Why did you choose to frame the piece in this way? Like, with no dialogue?
TA: Most of my work I’m more interested in the peripheral action than the main event itself. With this piece, that was the concert, the occupation by the military and the media alike, and the eerie landscapes after-curfew. On their own, they don’t do much, but thrown together in the context of the last few weeks it gives those scenes a weird tension that was most in line with the complexities of the gap between the actual, physical occurrence of an event and it’s representation.
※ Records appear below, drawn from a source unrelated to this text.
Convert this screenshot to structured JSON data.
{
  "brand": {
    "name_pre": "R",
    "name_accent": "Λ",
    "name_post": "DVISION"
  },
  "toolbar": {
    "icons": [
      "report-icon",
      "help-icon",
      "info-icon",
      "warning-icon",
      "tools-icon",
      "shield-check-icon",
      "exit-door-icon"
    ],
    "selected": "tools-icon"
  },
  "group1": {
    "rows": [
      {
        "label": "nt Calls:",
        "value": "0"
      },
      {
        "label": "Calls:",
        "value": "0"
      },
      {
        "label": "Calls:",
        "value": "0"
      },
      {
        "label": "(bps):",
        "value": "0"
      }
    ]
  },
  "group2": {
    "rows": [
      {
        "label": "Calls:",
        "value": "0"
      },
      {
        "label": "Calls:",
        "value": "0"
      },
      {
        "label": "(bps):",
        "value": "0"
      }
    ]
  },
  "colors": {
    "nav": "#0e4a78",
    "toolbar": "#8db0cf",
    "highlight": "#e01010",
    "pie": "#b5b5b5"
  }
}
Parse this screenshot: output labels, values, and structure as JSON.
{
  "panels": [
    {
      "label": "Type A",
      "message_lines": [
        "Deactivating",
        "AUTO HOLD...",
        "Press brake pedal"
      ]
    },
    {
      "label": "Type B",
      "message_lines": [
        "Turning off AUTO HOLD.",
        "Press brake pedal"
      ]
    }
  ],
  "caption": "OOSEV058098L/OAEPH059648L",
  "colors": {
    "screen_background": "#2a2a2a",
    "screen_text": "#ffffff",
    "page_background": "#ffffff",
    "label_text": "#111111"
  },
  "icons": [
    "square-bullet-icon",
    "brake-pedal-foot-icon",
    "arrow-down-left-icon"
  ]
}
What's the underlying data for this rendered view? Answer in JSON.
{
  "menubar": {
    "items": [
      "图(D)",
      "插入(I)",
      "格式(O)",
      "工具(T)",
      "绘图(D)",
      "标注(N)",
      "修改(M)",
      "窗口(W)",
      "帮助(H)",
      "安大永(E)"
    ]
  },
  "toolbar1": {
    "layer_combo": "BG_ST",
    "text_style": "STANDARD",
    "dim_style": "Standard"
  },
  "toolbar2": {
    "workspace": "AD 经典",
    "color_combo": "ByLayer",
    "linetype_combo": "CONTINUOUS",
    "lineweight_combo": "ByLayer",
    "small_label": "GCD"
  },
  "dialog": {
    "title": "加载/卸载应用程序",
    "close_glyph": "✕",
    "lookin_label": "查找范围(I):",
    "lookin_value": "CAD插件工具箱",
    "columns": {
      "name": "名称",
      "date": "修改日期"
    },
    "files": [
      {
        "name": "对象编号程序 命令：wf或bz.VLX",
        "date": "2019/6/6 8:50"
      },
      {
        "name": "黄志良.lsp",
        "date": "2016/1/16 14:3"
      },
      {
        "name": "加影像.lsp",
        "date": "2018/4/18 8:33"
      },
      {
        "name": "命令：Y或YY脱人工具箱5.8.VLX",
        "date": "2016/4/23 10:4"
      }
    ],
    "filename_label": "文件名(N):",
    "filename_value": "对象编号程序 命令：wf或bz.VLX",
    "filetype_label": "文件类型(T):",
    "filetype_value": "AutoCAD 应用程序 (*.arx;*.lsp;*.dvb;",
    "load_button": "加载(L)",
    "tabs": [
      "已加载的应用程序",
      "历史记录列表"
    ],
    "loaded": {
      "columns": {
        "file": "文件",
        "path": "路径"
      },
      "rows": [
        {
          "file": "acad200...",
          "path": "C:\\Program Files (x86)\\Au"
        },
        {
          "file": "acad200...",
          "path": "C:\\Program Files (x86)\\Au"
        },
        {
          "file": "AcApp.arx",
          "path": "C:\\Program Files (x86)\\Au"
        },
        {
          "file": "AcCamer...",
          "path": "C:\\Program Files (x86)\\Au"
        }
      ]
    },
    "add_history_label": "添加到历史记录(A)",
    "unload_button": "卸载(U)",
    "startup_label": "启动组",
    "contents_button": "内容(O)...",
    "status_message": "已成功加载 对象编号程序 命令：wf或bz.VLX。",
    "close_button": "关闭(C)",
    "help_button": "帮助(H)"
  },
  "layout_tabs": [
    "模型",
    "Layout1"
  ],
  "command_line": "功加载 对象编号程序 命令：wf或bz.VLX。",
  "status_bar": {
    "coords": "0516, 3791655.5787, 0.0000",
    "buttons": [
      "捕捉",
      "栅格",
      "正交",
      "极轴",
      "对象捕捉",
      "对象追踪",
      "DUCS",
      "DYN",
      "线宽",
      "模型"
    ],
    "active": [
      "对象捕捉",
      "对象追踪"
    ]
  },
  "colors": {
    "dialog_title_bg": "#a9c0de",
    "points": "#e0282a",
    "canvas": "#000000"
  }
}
I really used to like the blooper reels or the outtakes section of DVDs. I like the idea that this is like a dark blooper reel of the Baltimore coverage, like some intern at the news station got a little too eager and pointed the camera the wrong way.
In sociopolitical conflicts like what happened here, it's difficult to pinpoint who should be doing what. You mentioned people like the Baltimore Symphony Orchestra who were playing to people who weren't directly endangered by what happened that week. How do you think their goodwill could have been more effective?
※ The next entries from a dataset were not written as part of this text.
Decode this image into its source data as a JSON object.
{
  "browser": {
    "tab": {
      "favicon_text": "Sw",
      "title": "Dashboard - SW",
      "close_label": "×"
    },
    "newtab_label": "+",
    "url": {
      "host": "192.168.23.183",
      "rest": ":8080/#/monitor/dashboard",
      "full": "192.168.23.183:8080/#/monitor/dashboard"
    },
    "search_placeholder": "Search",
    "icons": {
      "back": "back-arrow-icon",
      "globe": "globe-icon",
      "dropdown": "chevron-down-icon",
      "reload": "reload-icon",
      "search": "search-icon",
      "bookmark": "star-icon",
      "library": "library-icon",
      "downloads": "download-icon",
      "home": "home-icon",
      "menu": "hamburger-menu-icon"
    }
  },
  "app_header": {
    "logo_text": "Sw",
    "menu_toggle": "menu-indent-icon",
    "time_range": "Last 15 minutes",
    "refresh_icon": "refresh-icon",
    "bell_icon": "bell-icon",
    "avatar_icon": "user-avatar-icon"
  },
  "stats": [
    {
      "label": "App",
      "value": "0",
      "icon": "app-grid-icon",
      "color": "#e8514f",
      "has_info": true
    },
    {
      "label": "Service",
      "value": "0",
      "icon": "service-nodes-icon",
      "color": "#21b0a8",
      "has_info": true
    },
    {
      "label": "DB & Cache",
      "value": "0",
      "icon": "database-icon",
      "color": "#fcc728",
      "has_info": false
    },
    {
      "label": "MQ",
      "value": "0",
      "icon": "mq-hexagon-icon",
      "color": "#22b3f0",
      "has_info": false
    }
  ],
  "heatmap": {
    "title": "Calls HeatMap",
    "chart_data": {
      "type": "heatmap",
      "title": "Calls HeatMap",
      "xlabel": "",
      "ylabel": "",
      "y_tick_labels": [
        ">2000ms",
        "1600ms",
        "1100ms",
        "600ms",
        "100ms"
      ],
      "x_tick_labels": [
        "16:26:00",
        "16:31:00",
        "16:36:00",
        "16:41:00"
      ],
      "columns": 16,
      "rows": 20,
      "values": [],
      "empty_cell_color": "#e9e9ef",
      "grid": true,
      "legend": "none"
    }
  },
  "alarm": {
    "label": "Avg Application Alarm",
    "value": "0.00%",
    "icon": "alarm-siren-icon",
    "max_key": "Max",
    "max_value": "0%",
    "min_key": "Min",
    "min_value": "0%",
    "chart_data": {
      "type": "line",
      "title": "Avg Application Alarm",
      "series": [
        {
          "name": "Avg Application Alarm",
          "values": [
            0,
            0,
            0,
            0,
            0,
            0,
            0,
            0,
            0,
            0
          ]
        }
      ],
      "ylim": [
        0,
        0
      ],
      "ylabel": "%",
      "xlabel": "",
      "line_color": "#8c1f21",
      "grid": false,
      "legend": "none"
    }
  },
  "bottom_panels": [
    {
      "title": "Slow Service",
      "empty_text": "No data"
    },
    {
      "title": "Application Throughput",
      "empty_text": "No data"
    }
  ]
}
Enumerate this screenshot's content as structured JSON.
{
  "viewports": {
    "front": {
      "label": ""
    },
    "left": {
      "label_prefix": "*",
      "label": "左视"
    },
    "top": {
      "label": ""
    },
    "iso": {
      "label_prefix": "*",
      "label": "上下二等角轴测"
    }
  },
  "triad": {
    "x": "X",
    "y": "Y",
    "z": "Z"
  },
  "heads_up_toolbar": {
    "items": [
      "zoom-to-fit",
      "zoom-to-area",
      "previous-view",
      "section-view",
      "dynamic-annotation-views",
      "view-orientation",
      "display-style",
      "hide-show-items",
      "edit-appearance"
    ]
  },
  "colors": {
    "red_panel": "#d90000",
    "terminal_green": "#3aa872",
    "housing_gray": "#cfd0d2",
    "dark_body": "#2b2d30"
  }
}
TA: What was really amazing to see throughout everything was how Baltimore really started fighting for its own representation. There was an increased awareness not only of the issues, but the process by which these issues become a commodity for the media market. Like people studied the playbook and knew what was coming. I don’t think Geraldo Rivera can ever do a news story in Baltimore again. I saw a WBAL-TV anchorwoman shouted back into her van and speed off because members of the Penn-North community had watched her broadcast the night before and she’d put on some drunk guy who was made into an image-pawn of the lawless neighborhood. That was really cool to see, that sort of understanding of process coming into fruition. So yeah, there’s so many things, but that awareness, that disruption is a start.